So an officer, in the execution of process, shall take advantage of an estoppel upon record in the same action : as, if a feme covert be sued as . If a man be sued as a knight and baronet, though he be not a baronet, a feme sole ; the sheriff shall take her in execution, though she be the wife of another, and hath another name. R. 1 Rol. 869. 1. 50. Vide ante, (B.) and the sheriff takes him in execution; he shall not have an action against the sheriff. R. 1 Rol. 869. 1. 45.
So the king shall take advantage of an estoppel, though he be not party to the record; for he is always present in the court. 2 Inst. 39.
So, every person shall take advantage of a disability, which appears .by record; as, outlawry, excommunication, attainder, &c. though a stranger to the record. Co. L. 352. b. 128. b.
So, of bastardy, mulierty, certified, &c. Co. L. 352. b.
But a stranger shall not take advantage of the misnosmer of any one upon record; for he is not bound by it. Co. L. 352. b.
So a stranger shall not have advantage of villenage confessed, or found; but the lord only. Co. L. 128. b.
(E) What shall not be an estoppel.
(E 1.) A record corum non judice.
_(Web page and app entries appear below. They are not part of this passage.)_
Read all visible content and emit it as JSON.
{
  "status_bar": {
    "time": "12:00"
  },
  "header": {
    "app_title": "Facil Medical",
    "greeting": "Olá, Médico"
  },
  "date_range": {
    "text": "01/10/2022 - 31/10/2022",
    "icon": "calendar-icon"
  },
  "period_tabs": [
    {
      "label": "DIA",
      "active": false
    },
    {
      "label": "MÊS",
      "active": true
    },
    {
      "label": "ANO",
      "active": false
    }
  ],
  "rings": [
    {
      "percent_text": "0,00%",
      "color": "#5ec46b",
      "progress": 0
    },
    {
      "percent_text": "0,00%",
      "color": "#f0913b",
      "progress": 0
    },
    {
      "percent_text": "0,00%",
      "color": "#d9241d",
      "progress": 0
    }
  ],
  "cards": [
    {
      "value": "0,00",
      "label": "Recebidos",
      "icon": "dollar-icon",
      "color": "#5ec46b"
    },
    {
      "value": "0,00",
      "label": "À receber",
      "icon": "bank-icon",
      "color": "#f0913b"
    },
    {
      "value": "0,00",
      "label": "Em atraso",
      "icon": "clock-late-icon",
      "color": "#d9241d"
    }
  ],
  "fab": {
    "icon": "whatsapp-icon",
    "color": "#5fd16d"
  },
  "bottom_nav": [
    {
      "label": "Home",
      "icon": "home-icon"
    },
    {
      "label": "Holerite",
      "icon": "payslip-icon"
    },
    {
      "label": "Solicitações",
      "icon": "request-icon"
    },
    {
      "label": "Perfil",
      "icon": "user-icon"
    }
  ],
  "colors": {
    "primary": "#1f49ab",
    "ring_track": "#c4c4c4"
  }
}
But a man shall not be estopped by a record, which was coram non judice : as, by a record of an action in the Marshalsea, where neither party was of the king's household. i Rol. 863. 1. 50. Nor, by the record of formedon sued in B. B. i Rol. 863. l. ult.
(E 2.) Where the truth appears by the same record. So a man shall not be estopped, where the truth appears by the same record. Co. L. 352. b.
As, if a fine be levied, or concord made upon an original upon which a retraxit is entered; though the parties are estopped to say, when the fine is pleaded, that it was not upon an original (for it shall be intended well levied, till reversed by error), yet, if by the same record it appears that a retraxit was entered upon the original, then the parties are not estopped to say it; for it appears by the record itself. Co. L. 352. b.
If an impropriation be to a bishop of a rectory after the death of the incumbent; and by indenture, showing that matter, the bishop demises the rectory for years in the life of the incumbent, and the lease is confirmed by the dean and chapter; the bishop is not estopped by the indenture of demise: for it appears by the same deed that he ihen had nothing in the rectory. Co. L. 352. b.
(E 3.) Where the thing is consistent with the record So a man shall not be estopped to aver a thing consistent with the record, writing, &c. as, if A. B. senior and A. B. junior are bound by an